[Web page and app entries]
****
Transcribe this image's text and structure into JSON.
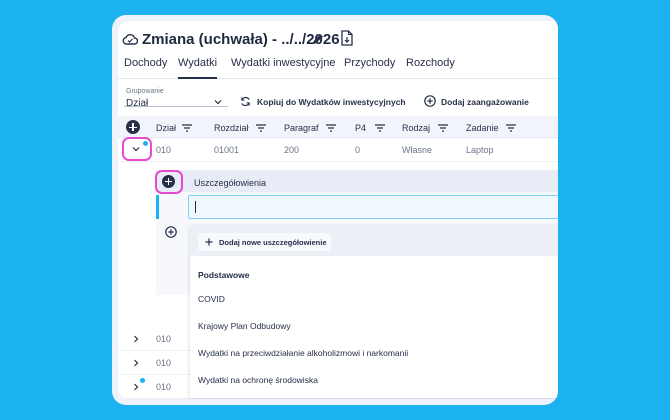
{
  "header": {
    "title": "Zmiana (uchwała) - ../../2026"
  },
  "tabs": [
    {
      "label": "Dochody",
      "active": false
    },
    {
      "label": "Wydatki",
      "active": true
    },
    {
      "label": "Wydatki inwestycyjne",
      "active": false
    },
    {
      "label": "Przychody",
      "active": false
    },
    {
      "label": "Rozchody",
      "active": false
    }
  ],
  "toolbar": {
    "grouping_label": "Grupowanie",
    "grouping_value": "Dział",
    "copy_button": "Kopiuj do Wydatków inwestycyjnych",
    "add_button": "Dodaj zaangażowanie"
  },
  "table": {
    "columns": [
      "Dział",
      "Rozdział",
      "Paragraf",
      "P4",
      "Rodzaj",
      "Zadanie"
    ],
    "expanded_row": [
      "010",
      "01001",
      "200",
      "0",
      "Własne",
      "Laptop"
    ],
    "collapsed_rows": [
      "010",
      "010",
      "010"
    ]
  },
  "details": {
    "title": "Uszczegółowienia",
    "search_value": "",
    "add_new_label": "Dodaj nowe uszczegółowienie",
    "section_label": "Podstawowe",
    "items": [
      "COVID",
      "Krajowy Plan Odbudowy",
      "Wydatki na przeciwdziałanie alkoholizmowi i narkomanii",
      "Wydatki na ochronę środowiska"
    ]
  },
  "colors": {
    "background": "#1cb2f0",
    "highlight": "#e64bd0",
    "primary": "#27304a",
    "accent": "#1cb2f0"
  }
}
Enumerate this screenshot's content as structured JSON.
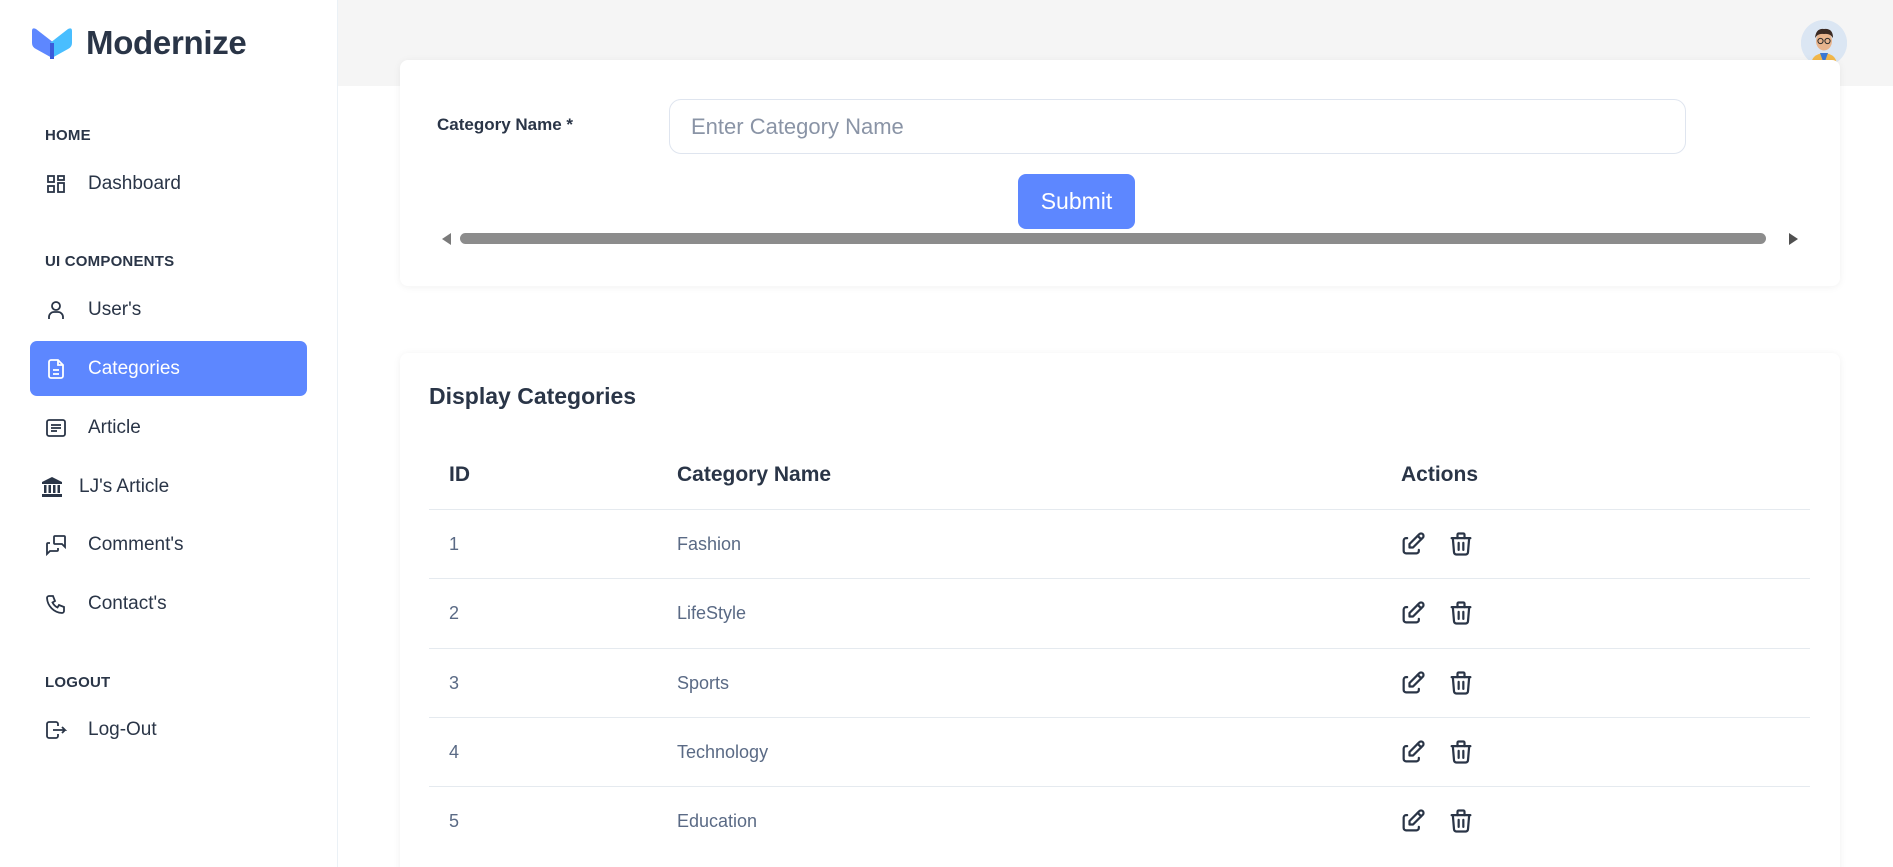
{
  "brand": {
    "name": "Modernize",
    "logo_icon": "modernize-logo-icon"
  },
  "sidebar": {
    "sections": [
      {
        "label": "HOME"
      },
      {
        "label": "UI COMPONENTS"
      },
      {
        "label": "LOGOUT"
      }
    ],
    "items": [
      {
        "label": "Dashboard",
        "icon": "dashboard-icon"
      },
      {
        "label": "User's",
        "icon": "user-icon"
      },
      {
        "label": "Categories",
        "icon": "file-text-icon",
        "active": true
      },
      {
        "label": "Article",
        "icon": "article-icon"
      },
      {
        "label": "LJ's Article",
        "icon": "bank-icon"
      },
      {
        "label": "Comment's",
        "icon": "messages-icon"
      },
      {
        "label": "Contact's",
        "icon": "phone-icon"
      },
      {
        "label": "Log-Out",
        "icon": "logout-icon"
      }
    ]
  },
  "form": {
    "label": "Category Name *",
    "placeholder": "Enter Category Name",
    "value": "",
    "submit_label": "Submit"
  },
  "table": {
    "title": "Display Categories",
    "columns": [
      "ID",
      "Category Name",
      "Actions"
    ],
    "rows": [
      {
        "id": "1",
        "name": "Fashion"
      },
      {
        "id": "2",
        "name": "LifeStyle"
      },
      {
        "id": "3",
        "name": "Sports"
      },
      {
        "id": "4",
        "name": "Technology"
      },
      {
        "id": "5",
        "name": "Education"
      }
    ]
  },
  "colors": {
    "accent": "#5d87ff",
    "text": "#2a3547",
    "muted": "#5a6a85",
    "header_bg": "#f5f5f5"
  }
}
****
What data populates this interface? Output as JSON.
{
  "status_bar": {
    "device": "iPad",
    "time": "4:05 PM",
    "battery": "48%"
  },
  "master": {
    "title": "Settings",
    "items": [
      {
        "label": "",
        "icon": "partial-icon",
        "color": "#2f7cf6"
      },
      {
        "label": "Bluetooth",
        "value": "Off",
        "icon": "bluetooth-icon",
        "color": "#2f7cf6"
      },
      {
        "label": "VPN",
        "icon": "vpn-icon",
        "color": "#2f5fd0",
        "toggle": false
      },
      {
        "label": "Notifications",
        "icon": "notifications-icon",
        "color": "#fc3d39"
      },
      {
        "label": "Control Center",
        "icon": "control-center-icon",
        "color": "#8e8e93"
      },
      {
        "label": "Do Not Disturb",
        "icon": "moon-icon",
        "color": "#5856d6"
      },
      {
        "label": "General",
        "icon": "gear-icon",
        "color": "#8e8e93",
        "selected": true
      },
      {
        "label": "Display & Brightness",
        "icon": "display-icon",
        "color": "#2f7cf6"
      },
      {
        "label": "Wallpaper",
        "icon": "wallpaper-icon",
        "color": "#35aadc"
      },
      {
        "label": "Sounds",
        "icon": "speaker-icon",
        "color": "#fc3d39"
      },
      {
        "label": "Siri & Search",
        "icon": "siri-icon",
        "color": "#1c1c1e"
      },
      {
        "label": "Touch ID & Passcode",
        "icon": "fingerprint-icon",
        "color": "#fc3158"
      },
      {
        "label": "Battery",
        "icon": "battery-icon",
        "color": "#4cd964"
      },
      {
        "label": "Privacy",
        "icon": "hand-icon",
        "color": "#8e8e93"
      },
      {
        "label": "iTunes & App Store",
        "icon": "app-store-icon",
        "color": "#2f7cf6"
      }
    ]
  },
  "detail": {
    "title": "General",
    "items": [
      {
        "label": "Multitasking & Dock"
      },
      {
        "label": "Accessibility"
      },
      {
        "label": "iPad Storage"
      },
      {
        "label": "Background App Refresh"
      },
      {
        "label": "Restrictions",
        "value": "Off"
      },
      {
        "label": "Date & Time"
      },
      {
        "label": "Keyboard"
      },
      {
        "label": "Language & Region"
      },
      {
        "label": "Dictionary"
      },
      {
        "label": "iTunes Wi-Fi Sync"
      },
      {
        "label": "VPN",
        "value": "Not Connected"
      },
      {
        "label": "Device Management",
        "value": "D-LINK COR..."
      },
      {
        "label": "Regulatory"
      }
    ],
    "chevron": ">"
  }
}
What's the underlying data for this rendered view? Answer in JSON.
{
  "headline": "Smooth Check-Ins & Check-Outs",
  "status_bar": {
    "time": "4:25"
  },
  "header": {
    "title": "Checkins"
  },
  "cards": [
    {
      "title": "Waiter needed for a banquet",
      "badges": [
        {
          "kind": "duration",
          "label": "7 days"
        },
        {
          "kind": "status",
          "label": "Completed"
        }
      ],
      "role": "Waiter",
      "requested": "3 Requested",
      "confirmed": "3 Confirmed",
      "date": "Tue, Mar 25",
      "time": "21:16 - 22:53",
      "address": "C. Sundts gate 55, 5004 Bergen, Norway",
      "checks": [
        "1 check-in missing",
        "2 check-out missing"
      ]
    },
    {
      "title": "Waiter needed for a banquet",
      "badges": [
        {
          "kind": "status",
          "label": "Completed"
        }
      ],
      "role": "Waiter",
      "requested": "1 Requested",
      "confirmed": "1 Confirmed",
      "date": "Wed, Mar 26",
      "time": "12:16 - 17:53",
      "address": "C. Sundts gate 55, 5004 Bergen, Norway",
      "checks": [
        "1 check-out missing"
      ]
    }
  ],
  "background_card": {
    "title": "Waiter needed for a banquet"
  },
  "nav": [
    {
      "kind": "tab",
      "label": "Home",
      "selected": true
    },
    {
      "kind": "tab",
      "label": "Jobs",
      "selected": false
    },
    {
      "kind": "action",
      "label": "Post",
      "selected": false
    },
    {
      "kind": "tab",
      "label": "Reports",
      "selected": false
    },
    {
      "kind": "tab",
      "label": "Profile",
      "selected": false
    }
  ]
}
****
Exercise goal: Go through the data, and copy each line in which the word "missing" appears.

Task response:
        "1 check-in missing",
        "2 check-out missing"
        "1 check-out missing"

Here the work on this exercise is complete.